EDP Sciences
Free access
Volume 418, Number 2, May I 2004
Page(s) 743 - 750
Section Planets and planetary systems
DOI http://dx.doi.org/10.1051/0004-6361:20034428

A&A 418, 743-750 (2004)
DOI: 10.1051/0004-6361:20034428

Near Earth Asteroid search and follow-up beyond 22nd magnitude

A pilot program with ESO telescopes
A. Boattini1, G. D'Abramo1, H. Scholl2, O. R. Hainaut3, H. Boehnhardt4, R. West5, M. Carpino6, G. Hahn7, R. Michelsen8, G. Forti9, P. Pravec10, G. B. Valsecchi1 and D. J. Asher11, 12

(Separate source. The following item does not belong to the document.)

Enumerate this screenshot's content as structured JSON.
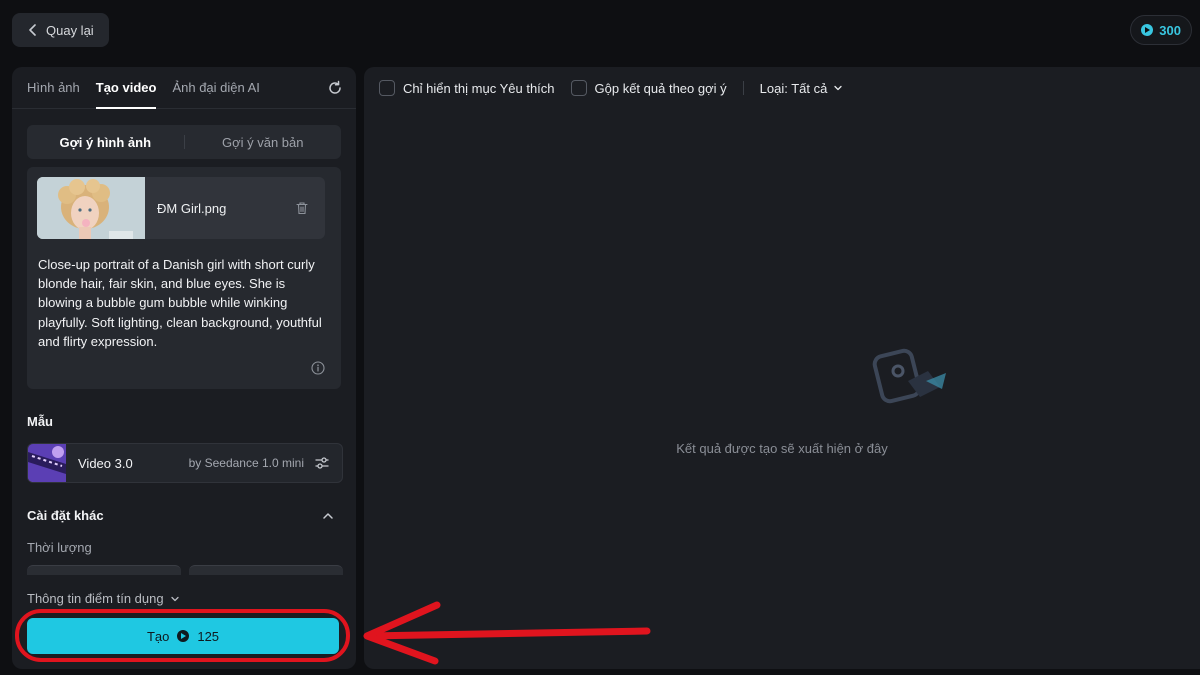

1  INAF-IASF, via Fosso del Cavaliere 100, 00133 Roma, Italy
2  Observatoire de la Cote d'Azur, BP 4229, 06304 Nice Cedex 4, France
3  European Southern Observatory, Casilla 19001, Santiago 19, Chile
4  Max-Planck-Institute for Astronomy, Koenigstuhl 17, 69117 Heidelberg, Germany
5  European Southern Observatory, Karl-Schwarzschild-Strasse 2, 85748 Garching, Germany
6  INAF - Osservatorio Astronomico di Brera, via Brera 28, 20121 Milano, Italy
7  DLR German Aerospace Center Rutherfordstr. 2, 12489 Berlin, Germany
8  Niels Bohr Institute for Astronomy, Physics and Geophysics, Astronomical Observatory, Juliane Maries Vej 30, 2100 Copenhagen, Denmark
9  INAF - Osservatorio Astrofisico di Arcetri, Largo E. Fermi 5, 50122 Firenze, Italy
10  Astronomical Institute AS CR Fricova 1, Ondrejov 25165, Czech Republic
11  Armagh Observatory, College Hill, Armagh, BT61 9DG, UK
12  Japan Spaceguard Association, 2-3-14-609 Kyonan-cho, Musashino, Tokyo 180-0023, Japan

(Received 30 September 2003 / Accepted 16 January 2004 )

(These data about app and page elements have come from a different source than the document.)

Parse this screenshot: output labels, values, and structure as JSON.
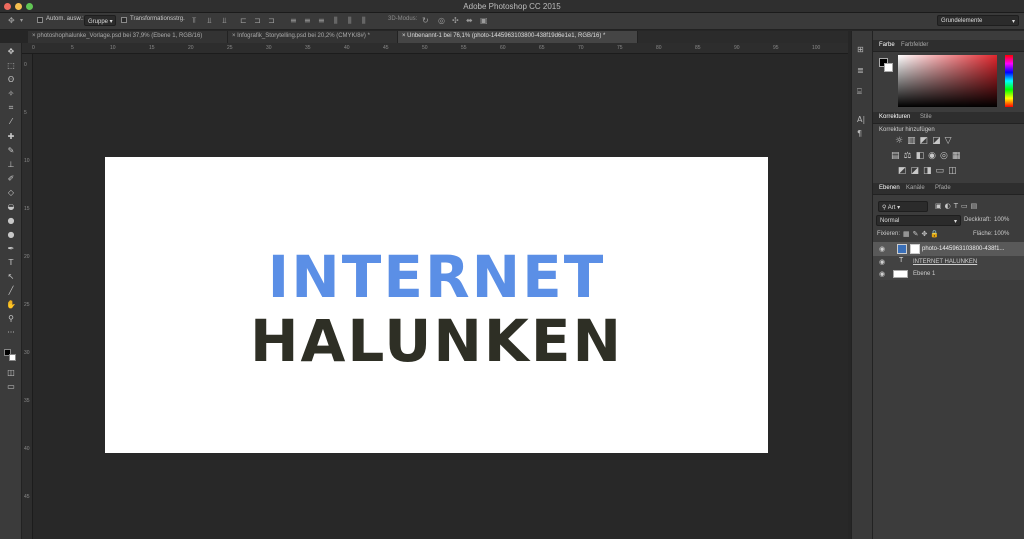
{
  "window": {
    "title": "Adobe Photoshop CC 2015"
  },
  "options_bar": {
    "auto_select_label": "Autom. ausw.:",
    "auto_select_value": "Gruppe",
    "transform_controls_label": "Transformationsstrg.",
    "mode_3d_label": "3D-Modus:",
    "workspace_value": "Grundelemente"
  },
  "tabs": [
    {
      "label": "photoshophalunke_Vorlage.psd bei 37,9% (Ebene 1, RGB/16)"
    },
    {
      "label": "Infografik_Storytelling.psd bei 20,2% (CMYK/8#) *"
    },
    {
      "label": "Unbenannt-1 bei 76,1% (photo-1445963103800-438f19d6e1e1, RGB/16) *"
    }
  ],
  "ruler": {
    "h": [
      "0",
      "5",
      "10",
      "15",
      "20",
      "25",
      "30",
      "35",
      "40",
      "45",
      "50",
      "55",
      "60",
      "65",
      "70",
      "75",
      "80",
      "85",
      "90",
      "95",
      "100"
    ],
    "v": [
      "0",
      "5",
      "10",
      "15",
      "20",
      "25",
      "30",
      "35",
      "40",
      "45"
    ]
  },
  "canvas": {
    "line1": "INTERNET",
    "line2": "HALUNKEN",
    "line1_color": "#5b8fe6",
    "line2_color": "#2e2f25"
  },
  "color_panel": {
    "tab_active": "Farbe",
    "tab2": "Farbfelder",
    "hue_color": "#e0262d"
  },
  "adjustments_panel": {
    "tab_active": "Korrekturen",
    "tab2": "Stile",
    "heading": "Korrektur hinzufügen"
  },
  "layers_panel": {
    "tabs": [
      "Ebenen",
      "Kanäle",
      "Pfade"
    ],
    "filter_value": "Art",
    "blend_mode": "Normal",
    "opacity_label": "Deckkraft:",
    "opacity_value": "100%",
    "lock_label": "Fixieren:",
    "fill_label": "Fläche:",
    "fill_value": "100%",
    "layers": [
      {
        "name": "photo-1445963103800-438f1...",
        "kind": "smart"
      },
      {
        "name": "INTERNET HALUNKEN",
        "kind": "text"
      },
      {
        "name": "Ebene 1",
        "kind": "pixel"
      }
    ]
  }
}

We have performed a Near Earth Asteroid search and follow-up test beyond 22nd magnitude with the 2.2-m MPG/ESO and the New Technology Telescope (NTT) facilities at La Silla. The experiment comprised a total number of 4 nights at the 2.2-m telescope and 3 nights at the NTT on two separate runs. In addition to the discovery of two NEAs and the recovery of many more, this pilot program has shown the advantages as well as the problems of a dedicated program using much larger facilities than the ones currently used worldwide. We confirm the results of Jedicke et al. (2003), that by observing at fainter magnitudes and finding objects at larger distances, such a system will discover km-sized NEAs with higher orbital e and i as well as a larger proportion of the smaller NEAs; moreover, it will shorten the time needed to reach 90% completeness for km-sized objects. The pilot program also evidenced the need for follow-up facilities compatible with the discovery telescopes.

Key words: solar system: general -- minor planets, asteroids -- astrometry -- celestial mechanics -- surveys

Offprint request: A. Boattini, boattini@rm.iasf.cnr.it

© ESO 2004